Value creation

The initial closings of the GE portfolio sale are expected to occur during the second and third quarters of this year. In the meantime, the parties will continue to discuss additional matters, such as the potential move of personnel from GE to Blackstone and Wells Fargo.

Despite its hefty price tag, the transaction at its core wasn't all about size for Blackstone. “I don't think they go out and say, 'I want to get the biggest deal out there,'” said Kevin Swill, chief operating officer of The Carlton Group, a real estate investment bank that did not work on the GE deal. “They buy based on the value-add they can put there and the yields they can get for their investors.”

On the equity side, “the portfolio fits in very well with a number of areas where we are active in Europe and the US,” said Caplan. GE's European equity real estate assets, for example, will help to bolster Blackstone's European logistics platform, Logicor, as well as its European retail business, Multi. Meanwhile, the company's US equity holdings are potential candidates for lease-up and repositioning. The majority of the assets are Class B properties built in the 1980s and 1990s, with some showing high vacancies, according to the website of Arden Realty, an affiliate of GE Capital Real Estate. “We do think there's a lot of opportunities within the portfolio on the operations side,” Caplan said.

On the debt side, the GE deal is being viewed as a strategic move to significantly expand its assets under management. In a call with reporters last month, Blackstone president Tony James noted: “what's scaling our AUM is the creation of new products around new capabilities and new markets.”

The GE transaction, he said, will give the firm new capabilities through its debt purchases in Australia and Mexico. “There are teams in those places that are good teams that have done remarkably well that we didn't have before, and that opens up new product opportunities and new fund opportunities,” he said.

Given the size and speed of execution, the GE portfolio sale is certainly one for the books. And, much like the EOP transaction that preceded it, the deal is a story that is just beginning to unfold. 

Divide and conquer

Blackstone and Wells Fargo are dividing GE's $23 billion commercial real estate portfolio in five ways:

Wells Fargo agreed to purchase performing first mortgages in the US, UK and Canada for $9 billion. 

Blackstone Real Estate Partners (BREP) VIII, Blackstone's global flagship property fund, will inherit GE's US equity assets – 24 million square feet primarily consisting of office properties in southern California, Seattle and Chicago – for $3.3 billion. The investment is the inaugural deal for the fund, which collected a total of $14.5 billion of institutional capital in March. 

BREP Europe IV, Blackstone's European real estate fund, will inherit GE's European equity assets – 18 million square feet mostly in the UK, France and Spain – for €1.9 billion. 

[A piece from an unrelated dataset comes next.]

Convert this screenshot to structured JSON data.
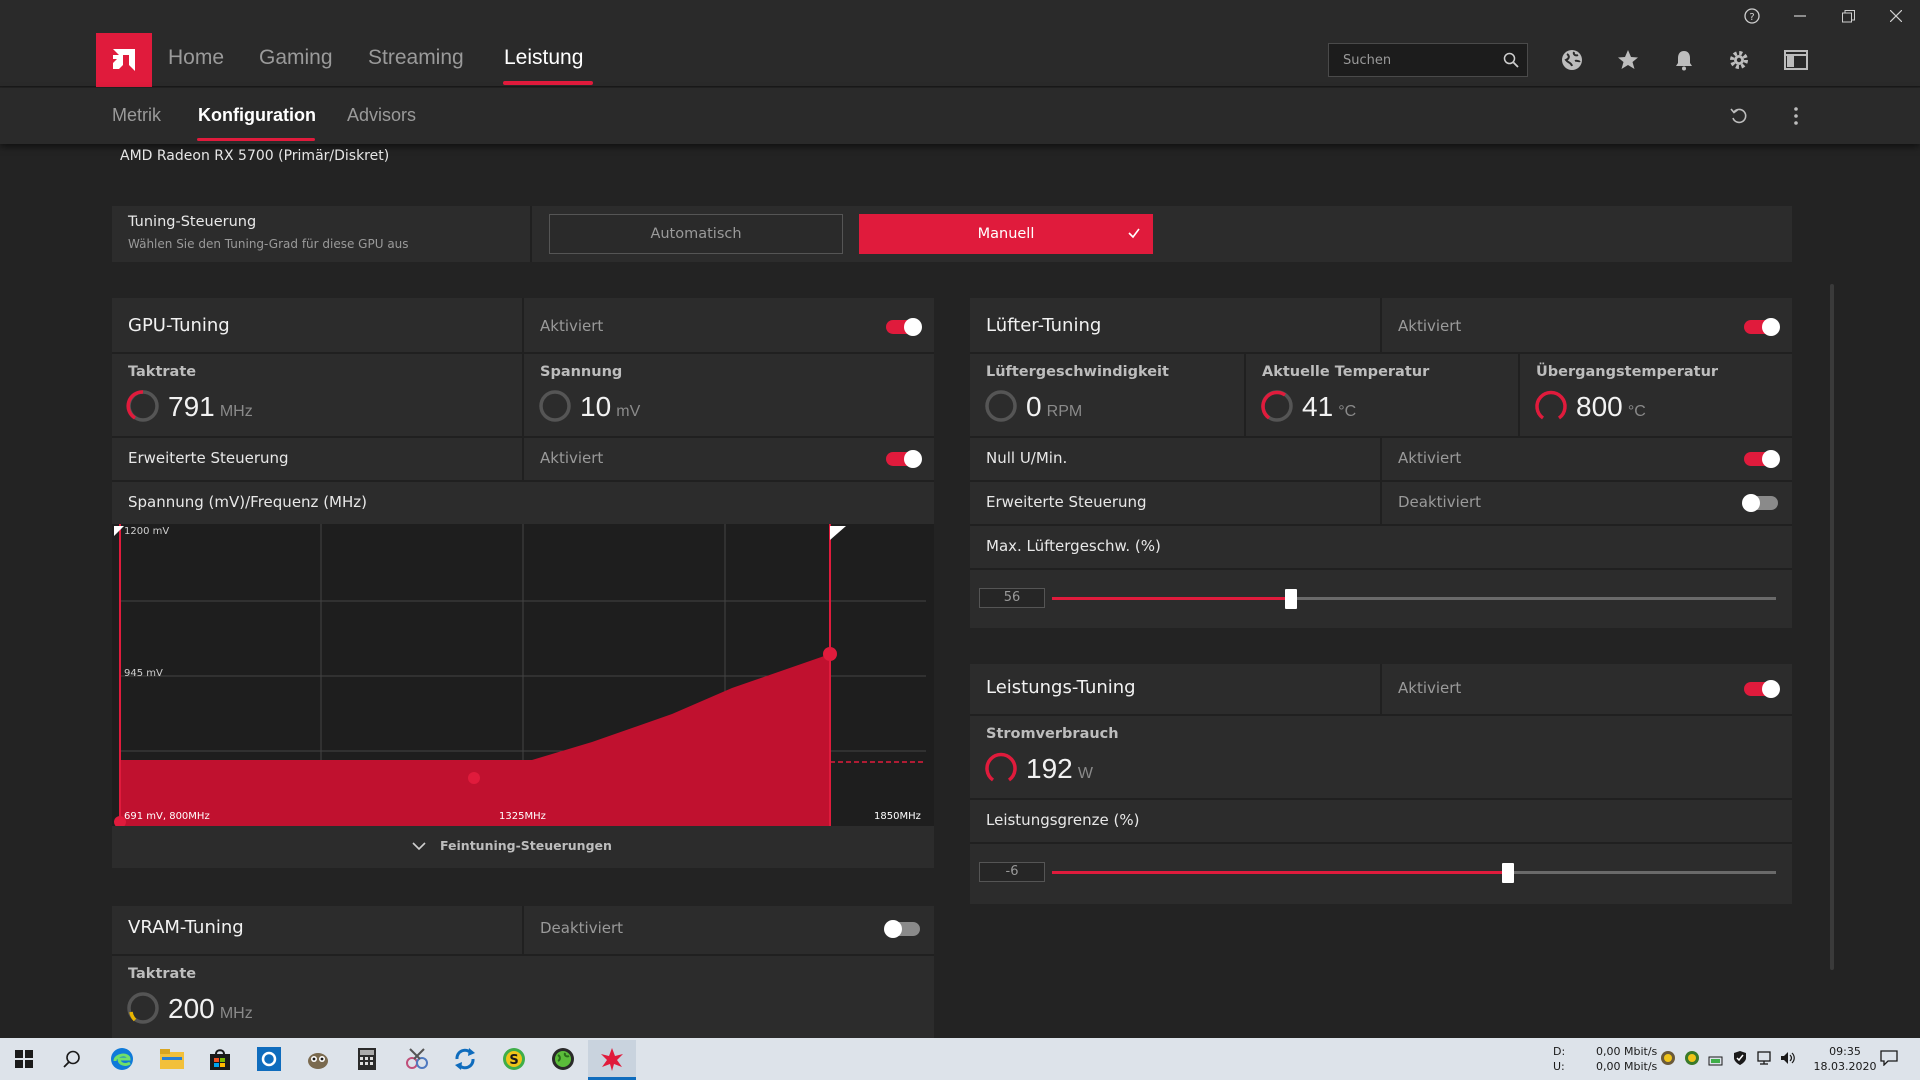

Blackstone Real Estate Debt Strategies, Blackstone's real estate debt fund business, has agreed to buy performing first mortgages in Mexico and Australia for $4.2 billion.

Blackstone Mortgage Trust, Blackstone's publicly traded commercial mortgage real estate investment trust, will be the purchaser of $4.6 billion of performing mortgages, primarily in the US.